India's Supreme Court has temporarily banned the sale of firecrackers in Delhi ahead of Diwali, a festival marked by bursting firecrackers and lighting lamps. The ruling came after several children filed a petition.
India's top court on Monday banned the sale of firecrackers until November 1 in the national capital region to prevent a repeat of last year when pollutants released by millions of firecrackers forced school closures.
The ban comes just ahead of Diwali, a Hindu festival of lights, which millions of Indians across the country celebrate by letting off firecrackers.

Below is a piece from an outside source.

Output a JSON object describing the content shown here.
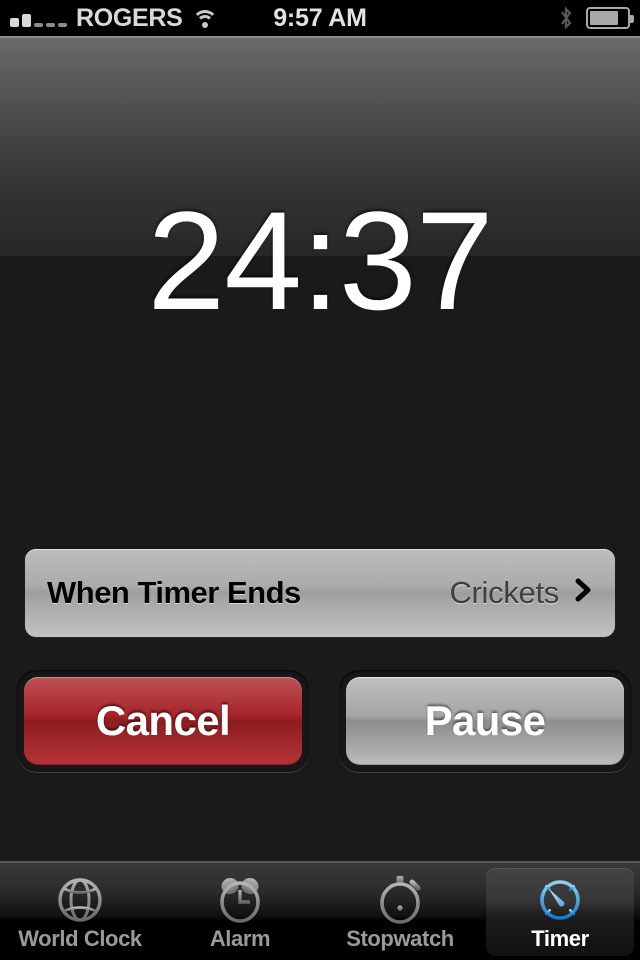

The Supreme Court said the ban would take effect immediately and added that the impact of the ban on the region's air quality would have to be examined.

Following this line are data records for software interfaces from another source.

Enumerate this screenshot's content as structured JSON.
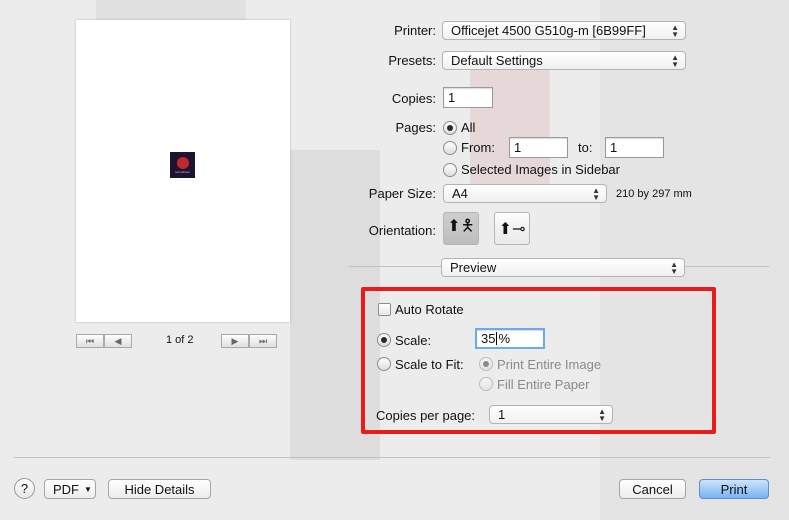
{
  "printer": {
    "label": "Printer:",
    "value": "Officejet 4500 G510g-m [6B99FF]"
  },
  "presets": {
    "label": "Presets:",
    "value": "Default Settings"
  },
  "copies": {
    "label": "Copies:",
    "value": "1"
  },
  "pages": {
    "label": "Pages:",
    "all_label": "All",
    "from_label": "From:",
    "from_value": "1",
    "to_label": "to:",
    "to_value": "1",
    "selected_label": "Selected Images in Sidebar"
  },
  "paper_size": {
    "label": "Paper Size:",
    "value": "A4",
    "dimensions": "210 by 297 mm"
  },
  "orientation": {
    "label": "Orientation:"
  },
  "section_popup": {
    "value": "Preview"
  },
  "options": {
    "auto_rotate_label": "Auto Rotate",
    "scale_label": "Scale:",
    "scale_value": "35",
    "scale_unit": "%",
    "scale_to_fit_label": "Scale to Fit:",
    "print_entire_image_label": "Print Entire Image",
    "fill_entire_paper_label": "Fill Entire Paper",
    "copies_per_page_label": "Copies per page:",
    "copies_per_page_value": "1"
  },
  "pager": {
    "count_text": "1 of 2"
  },
  "thumbnail": {
    "text": "Homebrew"
  },
  "footer": {
    "help_label": "?",
    "pdf_label": "PDF",
    "hide_details_label": "Hide Details",
    "cancel_label": "Cancel",
    "print_label": "Print"
  },
  "colors": {
    "highlight_box": "#e81c1c",
    "primary_button": "#79b2f4"
  }
}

"We are relieved. This is an excellent first step in cleaning up the air in the city. Fireworks are one of the many contributors to pollution that has a damaging effect on the lungs of people specially children and older people, Gopal Sankaranarayanan, lawyer and father of one of the petitioners, told DW.
"But our fight shall continue. Our petition deals with several other sources of pollution that Delhi is suffering from."
How bad is pollution in Delhi?
- Last November, about a million children were forced to skip school and stay home and thousands of workers reported sick after Delhi struggled with an alarming rise in pollution levels after Diwali.
- Diwali festivities leave the capital region engulfed by a toxic cloud of smoke and hazardous levels of fine particulate matter (PM 2.5) - small particles that pose the greatest threat to lungs.
- A World Health Organization (WHO) report published in 2014, which examined pollution levels in about 1,600 cities in 91 countries between 2008 and 2013, placed Delhi at the top of the list.
'A violation of constitutional right'
The hazardous pollution levels led to the top court imposing a similar ban in November last year. At the time the court had said that a complete ban on firecrackers would be an "extreme step."
The judges were acting on a petition filed in 2015 by three children, below the age of six, whose parents argued that the hazardous air quality in the Delhi violated their constitutionally guaranteed right to life.
But the November order was briefly lifted last month, allowing residents to buy firecrackers ahead of Diwali, which falls on October 19 this year.
The children went to the court again asking for the ban to be restored.
Delhi traders termed the latest order a violation of their right to conduct business. They said the ban would lead to "huge losses."
"(The) possibility of people buying crackers from other states and bursting them in Delhi NCR (national capital region) cannot be ruled out," the Confederation of All India Traders said in a statement.
"In such a case, Delhi traders will be in a disadvantageous position and will lose business to their counterparts in other states."
The ban comes at time when New Delhi's air quality has already hit "very unhealthy" levels, according to New Delhi-based US embassy data.
ap/rt (Reuters, AFP)